[[ RECORDS SHOWN, beginning ]]
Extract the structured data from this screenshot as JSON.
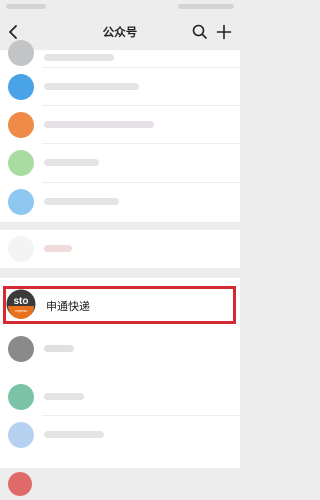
{
  "nav": {
    "title": "公众号",
    "back_icon": "chevron-left-icon",
    "search_icon": "search-icon",
    "add_icon": "plus-icon"
  },
  "highlighted_item": {
    "label": "申通快递",
    "avatar_text": "sto",
    "avatar_subtext": "express",
    "highlight_color": "#d42a34"
  },
  "colors": {
    "background": "#ededed",
    "list_background": "#ffffff",
    "sto_orange": "#e8721c",
    "sto_dark": "#3a3a3a"
  }
}
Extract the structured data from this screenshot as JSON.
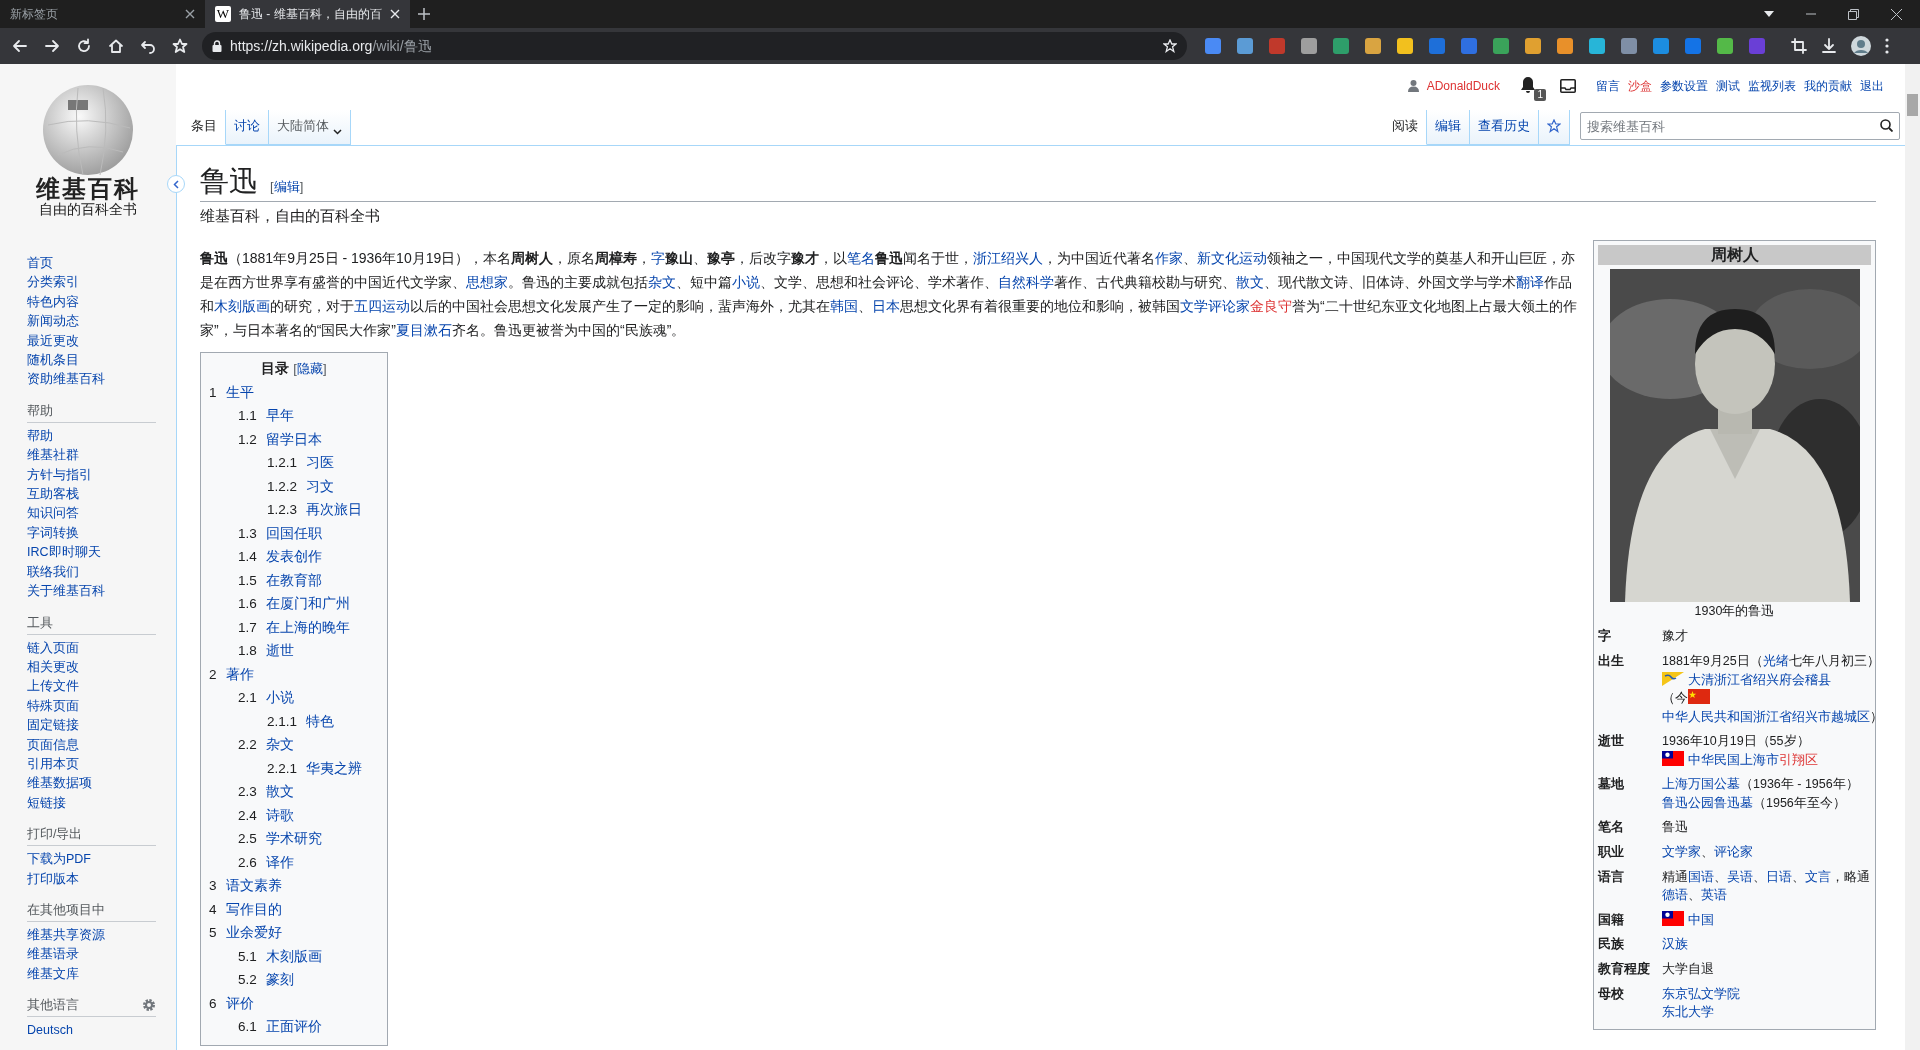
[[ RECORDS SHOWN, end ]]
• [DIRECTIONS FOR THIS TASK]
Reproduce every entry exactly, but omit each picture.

• [RESULT]
Extract the structured data from this screenshot as JSON.
{
  "nav": {
    "title": "公众号",
    "back_icon": "chevron-left-icon",
    "search_icon": "search-icon",
    "add_icon": "plus-icon"
  },
  "highlighted_item": {
    "label": "申通快递",
    "avatar_text": "sto",
    "avatar_subtext": "express",
    "highlight_color": "#d42a34"
  },
  "colors": {
    "background": "#ededed",
    "list_background": "#ffffff",
    "sto_orange": "#e8721c",
    "sto_dark": "#3a3a3a"
  }
}
Extract the structured data from this screenshot as JSON.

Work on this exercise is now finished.